▶ [TASK DETAILS] Gather from the listing below each line that includes the word "this", and copy it.

▶ [DATA FOR ANALYSIS]
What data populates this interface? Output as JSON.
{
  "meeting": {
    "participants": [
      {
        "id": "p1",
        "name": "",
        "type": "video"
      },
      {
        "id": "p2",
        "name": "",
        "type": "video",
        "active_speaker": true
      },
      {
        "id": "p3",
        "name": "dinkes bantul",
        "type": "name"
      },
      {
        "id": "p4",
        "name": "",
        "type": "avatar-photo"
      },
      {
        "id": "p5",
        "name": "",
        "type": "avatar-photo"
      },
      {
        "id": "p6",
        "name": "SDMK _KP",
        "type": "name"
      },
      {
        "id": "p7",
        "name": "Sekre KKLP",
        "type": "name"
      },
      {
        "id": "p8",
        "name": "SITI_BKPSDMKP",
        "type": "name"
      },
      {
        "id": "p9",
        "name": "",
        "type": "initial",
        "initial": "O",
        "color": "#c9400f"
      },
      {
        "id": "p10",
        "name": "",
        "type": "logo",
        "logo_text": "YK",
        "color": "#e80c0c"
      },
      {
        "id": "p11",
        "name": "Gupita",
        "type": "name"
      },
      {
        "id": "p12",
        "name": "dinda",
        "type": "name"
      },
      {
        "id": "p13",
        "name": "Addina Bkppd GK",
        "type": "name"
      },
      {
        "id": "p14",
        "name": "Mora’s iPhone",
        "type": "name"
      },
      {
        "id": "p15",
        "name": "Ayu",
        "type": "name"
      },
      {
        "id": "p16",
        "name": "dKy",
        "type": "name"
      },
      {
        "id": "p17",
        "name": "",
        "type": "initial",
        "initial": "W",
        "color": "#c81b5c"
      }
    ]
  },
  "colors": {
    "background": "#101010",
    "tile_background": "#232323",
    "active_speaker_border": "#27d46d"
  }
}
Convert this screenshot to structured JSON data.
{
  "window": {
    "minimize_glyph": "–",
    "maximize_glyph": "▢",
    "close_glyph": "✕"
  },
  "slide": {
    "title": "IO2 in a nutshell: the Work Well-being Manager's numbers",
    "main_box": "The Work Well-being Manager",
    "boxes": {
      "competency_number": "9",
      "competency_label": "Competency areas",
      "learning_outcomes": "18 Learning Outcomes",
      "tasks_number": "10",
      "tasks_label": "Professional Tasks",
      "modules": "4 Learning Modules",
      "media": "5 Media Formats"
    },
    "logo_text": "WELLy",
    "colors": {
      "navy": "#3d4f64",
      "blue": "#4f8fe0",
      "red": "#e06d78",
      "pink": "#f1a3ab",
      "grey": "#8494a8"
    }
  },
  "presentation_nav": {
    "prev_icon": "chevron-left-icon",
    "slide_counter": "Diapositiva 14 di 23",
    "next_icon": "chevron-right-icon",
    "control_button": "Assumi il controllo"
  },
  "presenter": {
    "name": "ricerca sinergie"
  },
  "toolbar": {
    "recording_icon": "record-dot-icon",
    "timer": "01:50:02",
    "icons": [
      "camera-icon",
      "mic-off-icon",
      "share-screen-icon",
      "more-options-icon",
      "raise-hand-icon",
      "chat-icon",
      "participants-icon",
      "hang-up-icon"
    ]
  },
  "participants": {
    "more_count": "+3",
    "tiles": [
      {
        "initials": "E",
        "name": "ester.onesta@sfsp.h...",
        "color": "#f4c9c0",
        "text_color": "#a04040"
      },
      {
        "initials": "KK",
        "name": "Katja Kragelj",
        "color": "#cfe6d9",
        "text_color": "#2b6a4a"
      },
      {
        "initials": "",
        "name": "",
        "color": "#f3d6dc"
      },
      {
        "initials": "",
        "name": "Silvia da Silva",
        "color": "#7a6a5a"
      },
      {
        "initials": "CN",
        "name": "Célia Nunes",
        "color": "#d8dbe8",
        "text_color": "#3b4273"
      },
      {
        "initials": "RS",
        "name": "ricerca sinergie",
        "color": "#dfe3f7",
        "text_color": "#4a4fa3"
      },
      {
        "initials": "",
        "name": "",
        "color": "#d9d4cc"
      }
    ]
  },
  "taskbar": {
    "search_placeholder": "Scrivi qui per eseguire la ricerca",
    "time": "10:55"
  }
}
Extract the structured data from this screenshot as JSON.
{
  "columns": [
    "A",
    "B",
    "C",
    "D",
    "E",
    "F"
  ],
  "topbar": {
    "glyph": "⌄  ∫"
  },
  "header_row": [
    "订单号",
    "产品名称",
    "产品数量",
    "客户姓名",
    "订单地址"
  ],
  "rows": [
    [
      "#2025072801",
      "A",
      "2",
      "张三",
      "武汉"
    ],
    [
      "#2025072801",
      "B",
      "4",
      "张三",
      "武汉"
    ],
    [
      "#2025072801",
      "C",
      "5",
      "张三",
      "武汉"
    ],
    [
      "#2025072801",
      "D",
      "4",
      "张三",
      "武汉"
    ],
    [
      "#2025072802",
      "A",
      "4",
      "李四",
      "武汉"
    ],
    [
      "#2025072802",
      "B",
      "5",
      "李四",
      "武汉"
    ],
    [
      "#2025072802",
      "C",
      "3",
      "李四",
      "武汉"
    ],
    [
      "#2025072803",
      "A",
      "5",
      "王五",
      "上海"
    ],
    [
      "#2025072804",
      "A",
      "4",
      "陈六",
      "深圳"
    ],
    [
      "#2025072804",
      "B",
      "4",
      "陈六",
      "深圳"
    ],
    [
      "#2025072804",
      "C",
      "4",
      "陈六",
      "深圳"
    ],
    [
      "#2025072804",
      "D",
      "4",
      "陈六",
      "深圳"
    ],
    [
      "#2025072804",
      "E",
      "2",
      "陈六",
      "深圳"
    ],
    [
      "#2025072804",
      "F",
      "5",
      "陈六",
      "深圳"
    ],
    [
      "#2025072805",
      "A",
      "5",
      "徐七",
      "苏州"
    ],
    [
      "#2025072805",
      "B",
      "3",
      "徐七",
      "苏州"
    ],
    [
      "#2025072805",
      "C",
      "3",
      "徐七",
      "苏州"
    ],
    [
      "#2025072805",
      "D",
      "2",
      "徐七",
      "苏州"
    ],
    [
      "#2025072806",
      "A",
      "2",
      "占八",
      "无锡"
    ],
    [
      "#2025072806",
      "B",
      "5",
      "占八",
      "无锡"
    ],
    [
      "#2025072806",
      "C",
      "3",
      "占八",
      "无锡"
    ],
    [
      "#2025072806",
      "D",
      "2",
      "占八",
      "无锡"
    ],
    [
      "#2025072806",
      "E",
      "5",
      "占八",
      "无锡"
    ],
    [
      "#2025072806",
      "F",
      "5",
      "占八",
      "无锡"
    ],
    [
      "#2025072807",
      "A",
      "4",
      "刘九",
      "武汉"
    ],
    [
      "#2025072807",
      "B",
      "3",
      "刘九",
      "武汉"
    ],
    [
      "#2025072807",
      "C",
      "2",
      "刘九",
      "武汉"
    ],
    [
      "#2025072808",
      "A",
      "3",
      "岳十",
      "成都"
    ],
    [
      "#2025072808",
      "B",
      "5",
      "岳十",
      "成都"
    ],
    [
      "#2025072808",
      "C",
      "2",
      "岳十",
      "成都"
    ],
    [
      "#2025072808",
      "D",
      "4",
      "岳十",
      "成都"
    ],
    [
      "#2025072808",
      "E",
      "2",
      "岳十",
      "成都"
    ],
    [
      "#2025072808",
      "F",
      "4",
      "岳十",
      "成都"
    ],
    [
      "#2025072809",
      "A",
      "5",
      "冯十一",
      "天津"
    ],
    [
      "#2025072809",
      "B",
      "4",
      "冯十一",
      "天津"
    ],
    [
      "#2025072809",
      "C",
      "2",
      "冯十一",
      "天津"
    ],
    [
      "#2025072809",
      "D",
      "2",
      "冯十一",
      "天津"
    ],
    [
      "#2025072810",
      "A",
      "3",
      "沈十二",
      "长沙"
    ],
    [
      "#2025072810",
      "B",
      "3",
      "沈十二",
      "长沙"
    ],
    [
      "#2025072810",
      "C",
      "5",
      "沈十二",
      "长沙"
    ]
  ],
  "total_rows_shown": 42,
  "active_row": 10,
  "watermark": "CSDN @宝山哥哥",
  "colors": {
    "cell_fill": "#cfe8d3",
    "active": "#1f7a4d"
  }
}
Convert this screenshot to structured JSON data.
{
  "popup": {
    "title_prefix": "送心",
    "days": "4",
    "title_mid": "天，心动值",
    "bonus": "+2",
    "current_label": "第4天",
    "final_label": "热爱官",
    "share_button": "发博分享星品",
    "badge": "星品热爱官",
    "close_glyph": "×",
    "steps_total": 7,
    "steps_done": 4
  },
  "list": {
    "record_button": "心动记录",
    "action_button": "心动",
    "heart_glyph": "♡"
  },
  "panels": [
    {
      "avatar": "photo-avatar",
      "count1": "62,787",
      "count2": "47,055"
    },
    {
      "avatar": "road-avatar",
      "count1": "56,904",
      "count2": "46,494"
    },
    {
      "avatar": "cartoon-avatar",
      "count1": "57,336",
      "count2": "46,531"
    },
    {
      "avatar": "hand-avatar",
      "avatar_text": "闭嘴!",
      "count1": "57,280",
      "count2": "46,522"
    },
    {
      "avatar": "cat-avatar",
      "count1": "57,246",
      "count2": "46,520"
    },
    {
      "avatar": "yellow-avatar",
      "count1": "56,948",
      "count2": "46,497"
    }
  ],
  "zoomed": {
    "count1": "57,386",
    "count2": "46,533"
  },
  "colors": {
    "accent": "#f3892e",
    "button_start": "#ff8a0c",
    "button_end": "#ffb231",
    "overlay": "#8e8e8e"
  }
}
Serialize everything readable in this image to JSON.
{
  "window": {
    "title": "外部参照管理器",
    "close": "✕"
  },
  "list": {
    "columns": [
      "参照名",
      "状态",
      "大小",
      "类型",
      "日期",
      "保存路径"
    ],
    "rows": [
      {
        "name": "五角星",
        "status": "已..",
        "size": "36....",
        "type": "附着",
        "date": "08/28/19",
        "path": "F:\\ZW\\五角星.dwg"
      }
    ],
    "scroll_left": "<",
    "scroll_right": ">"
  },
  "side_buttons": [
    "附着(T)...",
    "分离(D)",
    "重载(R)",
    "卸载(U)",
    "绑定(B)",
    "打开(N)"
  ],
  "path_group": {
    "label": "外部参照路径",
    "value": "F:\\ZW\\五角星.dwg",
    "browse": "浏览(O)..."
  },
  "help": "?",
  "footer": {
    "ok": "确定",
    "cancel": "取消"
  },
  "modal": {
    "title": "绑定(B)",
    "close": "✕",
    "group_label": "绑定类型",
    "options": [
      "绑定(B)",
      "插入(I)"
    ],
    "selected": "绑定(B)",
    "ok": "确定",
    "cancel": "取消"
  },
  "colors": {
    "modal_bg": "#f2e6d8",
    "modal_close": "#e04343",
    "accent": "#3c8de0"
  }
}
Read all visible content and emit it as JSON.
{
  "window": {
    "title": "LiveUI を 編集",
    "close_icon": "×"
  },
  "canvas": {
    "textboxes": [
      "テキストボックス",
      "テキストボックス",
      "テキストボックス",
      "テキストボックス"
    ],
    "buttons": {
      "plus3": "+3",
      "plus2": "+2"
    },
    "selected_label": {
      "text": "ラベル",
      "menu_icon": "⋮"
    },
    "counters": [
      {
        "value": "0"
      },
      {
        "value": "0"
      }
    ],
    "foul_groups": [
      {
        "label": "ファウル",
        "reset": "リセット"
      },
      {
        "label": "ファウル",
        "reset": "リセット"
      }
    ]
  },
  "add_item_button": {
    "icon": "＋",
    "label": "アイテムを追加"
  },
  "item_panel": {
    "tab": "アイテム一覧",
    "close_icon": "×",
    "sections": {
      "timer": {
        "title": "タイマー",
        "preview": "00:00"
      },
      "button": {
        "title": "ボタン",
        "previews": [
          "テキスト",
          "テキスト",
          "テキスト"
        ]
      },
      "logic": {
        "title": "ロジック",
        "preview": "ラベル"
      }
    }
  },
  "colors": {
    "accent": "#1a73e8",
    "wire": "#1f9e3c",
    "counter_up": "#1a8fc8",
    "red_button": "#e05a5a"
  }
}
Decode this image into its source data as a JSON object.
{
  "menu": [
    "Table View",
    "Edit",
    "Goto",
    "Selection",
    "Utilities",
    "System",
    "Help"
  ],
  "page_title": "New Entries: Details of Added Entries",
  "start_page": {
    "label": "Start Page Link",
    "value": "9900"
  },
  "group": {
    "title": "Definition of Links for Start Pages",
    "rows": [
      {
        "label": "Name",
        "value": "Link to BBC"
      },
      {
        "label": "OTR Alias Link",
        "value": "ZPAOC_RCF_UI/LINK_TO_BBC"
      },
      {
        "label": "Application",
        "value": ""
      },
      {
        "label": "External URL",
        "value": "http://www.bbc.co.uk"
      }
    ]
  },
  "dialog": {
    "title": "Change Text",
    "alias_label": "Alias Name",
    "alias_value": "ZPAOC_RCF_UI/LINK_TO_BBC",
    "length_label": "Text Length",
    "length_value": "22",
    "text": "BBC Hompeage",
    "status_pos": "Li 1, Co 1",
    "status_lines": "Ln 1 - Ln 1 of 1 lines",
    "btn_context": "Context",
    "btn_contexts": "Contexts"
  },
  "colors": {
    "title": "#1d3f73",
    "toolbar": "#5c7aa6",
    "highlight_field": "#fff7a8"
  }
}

▶ [RESULT OF THE EXERCISE]
What data populates this interface? Output as JSON.
Convert this screenshot to structured JSON data.
Extract the structured data from this screenshot as JSON.
Convert this screenshot to structured JSON data.
Serialize everything readable in this image to JSON.
Decode this image into its source data as a JSON object.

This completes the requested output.